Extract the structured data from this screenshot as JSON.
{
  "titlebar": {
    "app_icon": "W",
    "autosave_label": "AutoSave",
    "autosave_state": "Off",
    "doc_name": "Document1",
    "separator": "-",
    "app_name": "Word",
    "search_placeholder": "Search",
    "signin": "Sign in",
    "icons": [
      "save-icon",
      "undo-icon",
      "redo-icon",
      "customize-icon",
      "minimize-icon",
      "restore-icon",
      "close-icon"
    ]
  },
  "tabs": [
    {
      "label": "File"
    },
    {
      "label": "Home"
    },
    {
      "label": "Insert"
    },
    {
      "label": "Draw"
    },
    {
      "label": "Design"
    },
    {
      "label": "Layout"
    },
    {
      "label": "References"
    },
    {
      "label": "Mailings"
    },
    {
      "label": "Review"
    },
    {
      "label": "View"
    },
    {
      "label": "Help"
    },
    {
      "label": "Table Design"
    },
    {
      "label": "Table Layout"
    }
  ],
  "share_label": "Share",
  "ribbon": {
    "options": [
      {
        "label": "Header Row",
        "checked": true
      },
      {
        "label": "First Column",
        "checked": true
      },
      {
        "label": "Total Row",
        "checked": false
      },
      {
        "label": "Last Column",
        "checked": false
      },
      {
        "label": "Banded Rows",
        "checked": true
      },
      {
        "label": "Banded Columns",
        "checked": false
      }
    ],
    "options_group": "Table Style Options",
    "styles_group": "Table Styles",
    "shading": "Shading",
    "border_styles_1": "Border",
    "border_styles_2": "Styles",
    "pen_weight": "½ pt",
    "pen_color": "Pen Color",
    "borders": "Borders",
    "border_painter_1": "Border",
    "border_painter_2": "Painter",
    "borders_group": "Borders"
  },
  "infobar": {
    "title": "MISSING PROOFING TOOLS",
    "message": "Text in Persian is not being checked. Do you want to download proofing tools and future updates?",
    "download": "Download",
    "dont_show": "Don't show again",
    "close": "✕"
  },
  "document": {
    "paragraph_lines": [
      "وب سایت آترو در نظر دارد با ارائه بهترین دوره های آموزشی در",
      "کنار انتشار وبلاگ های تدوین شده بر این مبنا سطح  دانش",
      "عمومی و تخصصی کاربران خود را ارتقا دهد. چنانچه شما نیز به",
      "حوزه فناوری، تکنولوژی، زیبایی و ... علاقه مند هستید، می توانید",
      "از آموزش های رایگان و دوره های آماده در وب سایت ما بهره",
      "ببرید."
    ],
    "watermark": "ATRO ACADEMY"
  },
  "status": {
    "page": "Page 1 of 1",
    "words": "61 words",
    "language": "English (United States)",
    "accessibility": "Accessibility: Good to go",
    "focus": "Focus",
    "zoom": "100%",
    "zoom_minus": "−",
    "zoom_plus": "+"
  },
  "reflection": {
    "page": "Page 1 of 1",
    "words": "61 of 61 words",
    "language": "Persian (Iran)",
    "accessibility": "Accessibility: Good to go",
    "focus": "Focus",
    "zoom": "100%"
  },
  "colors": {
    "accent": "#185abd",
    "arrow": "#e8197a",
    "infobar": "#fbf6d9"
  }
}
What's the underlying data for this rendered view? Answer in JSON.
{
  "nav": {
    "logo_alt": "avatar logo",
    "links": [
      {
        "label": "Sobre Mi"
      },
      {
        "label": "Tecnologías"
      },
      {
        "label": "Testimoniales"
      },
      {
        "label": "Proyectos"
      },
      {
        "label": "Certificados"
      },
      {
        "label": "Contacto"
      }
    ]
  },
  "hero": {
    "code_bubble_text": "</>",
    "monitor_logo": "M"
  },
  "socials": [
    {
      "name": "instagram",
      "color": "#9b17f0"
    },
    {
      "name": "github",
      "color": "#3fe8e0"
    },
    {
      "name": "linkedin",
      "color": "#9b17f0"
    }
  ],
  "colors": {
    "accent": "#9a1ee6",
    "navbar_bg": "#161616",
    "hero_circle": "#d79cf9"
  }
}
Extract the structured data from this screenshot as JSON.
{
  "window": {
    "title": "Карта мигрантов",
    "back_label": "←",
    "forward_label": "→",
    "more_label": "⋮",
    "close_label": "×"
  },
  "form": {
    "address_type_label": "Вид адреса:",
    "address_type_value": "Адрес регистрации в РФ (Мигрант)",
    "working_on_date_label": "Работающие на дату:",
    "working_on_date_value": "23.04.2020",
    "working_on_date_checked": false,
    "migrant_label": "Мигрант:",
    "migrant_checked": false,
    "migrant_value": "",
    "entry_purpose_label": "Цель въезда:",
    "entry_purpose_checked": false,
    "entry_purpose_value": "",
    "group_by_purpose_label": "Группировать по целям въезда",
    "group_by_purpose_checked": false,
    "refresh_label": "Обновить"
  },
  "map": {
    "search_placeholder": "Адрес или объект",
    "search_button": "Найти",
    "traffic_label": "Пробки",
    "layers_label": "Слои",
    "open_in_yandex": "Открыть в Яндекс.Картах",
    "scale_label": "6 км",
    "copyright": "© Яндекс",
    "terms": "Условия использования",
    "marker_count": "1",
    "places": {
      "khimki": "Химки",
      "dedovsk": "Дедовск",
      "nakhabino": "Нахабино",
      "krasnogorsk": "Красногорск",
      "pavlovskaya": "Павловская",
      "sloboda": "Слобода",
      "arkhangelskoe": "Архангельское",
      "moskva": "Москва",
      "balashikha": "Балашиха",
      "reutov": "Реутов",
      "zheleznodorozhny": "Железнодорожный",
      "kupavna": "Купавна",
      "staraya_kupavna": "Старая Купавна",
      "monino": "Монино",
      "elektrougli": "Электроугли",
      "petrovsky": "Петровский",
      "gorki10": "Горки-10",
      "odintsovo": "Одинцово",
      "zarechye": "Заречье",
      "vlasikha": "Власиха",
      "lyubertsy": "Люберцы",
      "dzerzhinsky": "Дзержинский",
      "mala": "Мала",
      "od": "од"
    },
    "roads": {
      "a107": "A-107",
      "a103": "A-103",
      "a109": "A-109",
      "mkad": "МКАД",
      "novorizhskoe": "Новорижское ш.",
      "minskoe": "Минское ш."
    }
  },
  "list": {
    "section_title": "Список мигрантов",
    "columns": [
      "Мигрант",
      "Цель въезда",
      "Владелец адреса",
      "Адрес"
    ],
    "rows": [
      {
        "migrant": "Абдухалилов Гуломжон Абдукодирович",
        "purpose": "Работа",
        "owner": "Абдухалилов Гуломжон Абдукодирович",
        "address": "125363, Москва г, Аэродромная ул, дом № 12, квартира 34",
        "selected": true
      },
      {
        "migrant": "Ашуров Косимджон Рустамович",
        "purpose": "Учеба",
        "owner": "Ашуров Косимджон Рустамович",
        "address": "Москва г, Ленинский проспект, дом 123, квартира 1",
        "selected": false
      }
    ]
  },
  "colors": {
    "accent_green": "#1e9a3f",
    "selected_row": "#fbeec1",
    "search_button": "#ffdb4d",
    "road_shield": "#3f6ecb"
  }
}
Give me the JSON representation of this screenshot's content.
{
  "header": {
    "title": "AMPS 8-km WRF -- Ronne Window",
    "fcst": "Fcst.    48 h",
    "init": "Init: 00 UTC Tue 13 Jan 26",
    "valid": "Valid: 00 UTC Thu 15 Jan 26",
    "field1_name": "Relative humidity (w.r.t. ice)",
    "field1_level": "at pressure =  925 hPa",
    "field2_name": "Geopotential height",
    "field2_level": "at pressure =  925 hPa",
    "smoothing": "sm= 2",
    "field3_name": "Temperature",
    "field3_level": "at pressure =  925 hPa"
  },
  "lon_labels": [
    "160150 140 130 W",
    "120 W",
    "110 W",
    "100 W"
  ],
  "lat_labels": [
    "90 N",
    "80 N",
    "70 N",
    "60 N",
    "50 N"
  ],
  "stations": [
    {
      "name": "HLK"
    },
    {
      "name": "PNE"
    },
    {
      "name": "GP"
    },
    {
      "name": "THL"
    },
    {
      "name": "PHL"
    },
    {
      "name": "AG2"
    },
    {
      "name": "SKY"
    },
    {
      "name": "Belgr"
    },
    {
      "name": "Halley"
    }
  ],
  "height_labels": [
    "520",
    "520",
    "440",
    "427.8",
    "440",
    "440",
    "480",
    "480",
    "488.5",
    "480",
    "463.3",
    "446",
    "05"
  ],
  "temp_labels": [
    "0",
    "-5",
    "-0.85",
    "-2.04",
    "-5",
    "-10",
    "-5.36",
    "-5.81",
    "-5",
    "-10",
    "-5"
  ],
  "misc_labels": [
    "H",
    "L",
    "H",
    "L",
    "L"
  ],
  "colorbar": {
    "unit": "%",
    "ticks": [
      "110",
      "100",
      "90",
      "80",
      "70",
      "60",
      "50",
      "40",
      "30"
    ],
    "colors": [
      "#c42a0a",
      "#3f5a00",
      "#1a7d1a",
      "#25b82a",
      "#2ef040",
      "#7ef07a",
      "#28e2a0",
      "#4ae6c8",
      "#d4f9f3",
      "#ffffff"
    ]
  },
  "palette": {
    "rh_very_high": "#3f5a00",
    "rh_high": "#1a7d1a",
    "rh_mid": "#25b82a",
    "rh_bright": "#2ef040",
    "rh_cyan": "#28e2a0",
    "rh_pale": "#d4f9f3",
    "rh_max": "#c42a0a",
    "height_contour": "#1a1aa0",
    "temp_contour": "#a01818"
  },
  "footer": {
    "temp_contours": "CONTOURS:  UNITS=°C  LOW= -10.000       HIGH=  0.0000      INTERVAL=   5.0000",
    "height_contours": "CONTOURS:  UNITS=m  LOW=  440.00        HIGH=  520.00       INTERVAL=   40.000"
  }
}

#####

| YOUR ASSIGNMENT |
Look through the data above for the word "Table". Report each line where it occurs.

| REPLY |
      "label": "Table Design"
      "label": "Table Layout"
    "options_group": "Table Style Options",
    "styles_group": "Table Styles",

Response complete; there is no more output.